Stored records:

# # # # # # #

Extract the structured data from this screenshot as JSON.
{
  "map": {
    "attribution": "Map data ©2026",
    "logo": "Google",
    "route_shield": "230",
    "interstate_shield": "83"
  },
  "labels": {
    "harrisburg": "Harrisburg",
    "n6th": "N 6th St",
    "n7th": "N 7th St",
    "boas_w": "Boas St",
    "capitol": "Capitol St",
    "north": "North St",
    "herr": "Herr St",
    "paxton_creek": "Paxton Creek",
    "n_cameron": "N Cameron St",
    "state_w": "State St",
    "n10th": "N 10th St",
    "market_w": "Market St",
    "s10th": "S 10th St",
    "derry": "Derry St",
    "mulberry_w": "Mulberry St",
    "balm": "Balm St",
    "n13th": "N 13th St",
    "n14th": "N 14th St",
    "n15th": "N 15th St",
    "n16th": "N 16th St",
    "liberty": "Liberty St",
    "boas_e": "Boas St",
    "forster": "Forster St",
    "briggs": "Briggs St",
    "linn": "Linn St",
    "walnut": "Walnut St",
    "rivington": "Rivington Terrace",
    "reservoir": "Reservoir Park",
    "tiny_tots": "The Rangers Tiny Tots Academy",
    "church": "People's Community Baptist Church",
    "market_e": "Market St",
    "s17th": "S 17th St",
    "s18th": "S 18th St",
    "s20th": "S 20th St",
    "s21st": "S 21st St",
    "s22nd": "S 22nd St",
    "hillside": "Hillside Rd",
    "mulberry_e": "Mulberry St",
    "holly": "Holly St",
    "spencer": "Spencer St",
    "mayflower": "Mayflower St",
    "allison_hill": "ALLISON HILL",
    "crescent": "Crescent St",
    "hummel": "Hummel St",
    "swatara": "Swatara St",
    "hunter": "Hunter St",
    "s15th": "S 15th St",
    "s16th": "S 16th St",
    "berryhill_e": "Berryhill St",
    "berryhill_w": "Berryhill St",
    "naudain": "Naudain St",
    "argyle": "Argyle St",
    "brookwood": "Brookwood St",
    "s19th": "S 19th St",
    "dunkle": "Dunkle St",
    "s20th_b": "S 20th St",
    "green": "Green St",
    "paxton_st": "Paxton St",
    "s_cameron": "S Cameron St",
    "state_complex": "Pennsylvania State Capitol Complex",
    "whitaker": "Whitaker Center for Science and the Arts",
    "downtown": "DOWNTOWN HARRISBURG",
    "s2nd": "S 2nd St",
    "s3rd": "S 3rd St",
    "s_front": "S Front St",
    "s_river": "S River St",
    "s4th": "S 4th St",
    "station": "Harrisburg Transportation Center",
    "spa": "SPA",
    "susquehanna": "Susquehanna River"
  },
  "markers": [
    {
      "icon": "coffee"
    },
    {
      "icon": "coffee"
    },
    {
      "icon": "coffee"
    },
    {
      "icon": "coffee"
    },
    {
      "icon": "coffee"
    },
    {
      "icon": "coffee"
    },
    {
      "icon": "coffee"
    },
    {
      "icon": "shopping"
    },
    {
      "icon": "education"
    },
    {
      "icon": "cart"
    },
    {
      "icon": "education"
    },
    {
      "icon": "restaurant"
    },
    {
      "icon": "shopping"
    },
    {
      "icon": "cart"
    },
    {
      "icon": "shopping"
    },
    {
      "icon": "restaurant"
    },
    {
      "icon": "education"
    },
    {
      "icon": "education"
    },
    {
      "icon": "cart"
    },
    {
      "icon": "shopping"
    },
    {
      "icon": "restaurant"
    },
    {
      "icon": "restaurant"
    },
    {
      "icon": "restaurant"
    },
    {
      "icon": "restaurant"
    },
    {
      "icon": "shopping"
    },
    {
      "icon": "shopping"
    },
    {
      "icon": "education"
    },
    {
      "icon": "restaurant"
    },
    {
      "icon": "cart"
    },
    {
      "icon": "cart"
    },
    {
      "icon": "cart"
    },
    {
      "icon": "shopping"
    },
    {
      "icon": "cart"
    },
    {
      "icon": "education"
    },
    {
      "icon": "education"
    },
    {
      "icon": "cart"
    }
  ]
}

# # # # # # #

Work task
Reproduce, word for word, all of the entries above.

Response to the exercise
Extract the structured data from this screenshot as JSON.
{
  "map": {
    "attribution": "Map data ©2026",
    "logo": "Google",
    "route_shield": "230",
    "interstate_shield": "83"
  },
  "labels": {
    "harrisburg": "Harrisburg",
    "n6th": "N 6th St",
    "n7th": "N 7th St",
    "boas_w": "Boas St",
    "capitol": "Capitol St",
    "north": "North St",
    "herr": "Herr St",
    "paxton_creek": "Paxton Creek",
    "n_cameron": "N Cameron St",
    "state_w": "State St",
    "n10th": "N 10th St",
    "market_w": "Market St",
    "s10th": "S 10th St",
    "derry": "Derry St",
    "mulberry_w": "Mulberry St",
    "balm": "Balm St",
    "n13th": "N 13th St",
    "n14th": "N 14th St",
    "n15th": "N 15th St",
    "n16th": "N 16th St",
    "liberty": "Liberty St",
    "boas_e": "Boas St",
    "forster": "Forster St",
    "briggs": "Briggs St",
    "linn": "Linn St",
    "walnut": "Walnut St",
    "rivington": "Rivington Terrace",
    "reservoir": "Reservoir Park",
    "tiny_tots": "The Rangers Tiny Tots Academy",
    "church": "People's Community Baptist Church",
    "market_e": "Market St",
    "s17th": "S 17th St",
    "s18th": "S 18th St",
    "s20th": "S 20th St",
    "s21st": "S 21st St",
    "s22nd": "S 22nd St",
    "hillside": "Hillside Rd",
    "mulberry_e": "Mulberry St",
    "holly": "Holly St",
    "spencer": "Spencer St",
    "mayflower": "Mayflower St",
    "allison_hill": "ALLISON HILL",
    "crescent": "Crescent St",
    "hummel": "Hummel St",
    "swatara": "Swatara St",
    "hunter": "Hunter St",
    "s15th": "S 15th St",
    "s16th": "S 16th St",
    "berryhill_e": "Berryhill St",
    "berryhill_w": "Berryhill St",
    "naudain": "Naudain St",
    "argyle": "Argyle St",
    "brookwood": "Brookwood St",
    "s19th": "S 19th St",
    "dunkle": "Dunkle St",
    "s20th_b": "S 20th St",
    "green": "Green St",
    "paxton_st": "Paxton St",
    "s_cameron": "S Cameron St",
    "state_complex": "Pennsylvania State Capitol Complex",
    "whitaker": "Whitaker Center for Science and the Arts",
    "downtown": "DOWNTOWN HARRISBURG",
    "s2nd": "S 2nd St",
    "s3rd": "S 3rd St",
    "s_front": "S Front St",
    "s_river": "S River St",
    "s4th": "S 4th St",
    "station": "Harrisburg Transportation Center",
    "spa": "SPA",
    "susquehanna": "Susquehanna River"
  },
  "markers": [
    {
      "icon": "coffee"
    },
    {
      "icon": "coffee"
    },
    {
      "icon": "coffee"
    },
    {
      "icon": "coffee"
    },
    {
      "icon": "coffee"
    },
    {
      "icon": "coffee"
    },
    {
      "icon": "coffee"
    },
    {
      "icon": "shopping"
    },
    {
      "icon": "education"
    },
    {
      "icon": "cart"
    },
    {
      "icon": "education"
    },
    {
      "icon": "restaurant"
    },
    {
      "icon": "shopping"
    },
    {
      "icon": "cart"
    },
    {
      "icon": "shopping"
    },
    {
      "icon": "restaurant"
    },
    {
      "icon": "education"
    },
    {
      "icon": "education"
    },
    {
      "icon": "cart"
    },
    {
      "icon": "shopping"
    },
    {
      "icon": "restaurant"
    },
    {
      "icon": "restaurant"
    },
    {
      "icon": "restaurant"
    },
    {
      "icon": "restaurant"
    },
    {
      "icon": "shopping"
    },
    {
      "icon": "shopping"
    },
    {
      "icon": "education"
    },
    {
      "icon": "restaurant"
    },
    {
      "icon": "cart"
    },
    {
      "icon": "cart"
    },
    {
      "icon": "cart"
    },
    {
      "icon": "shopping"
    },
    {
      "icon": "cart"
    },
    {
      "icon": "education"
    },
    {
      "icon": "education"
    },
    {
      "icon": "cart"
    }
  ]
}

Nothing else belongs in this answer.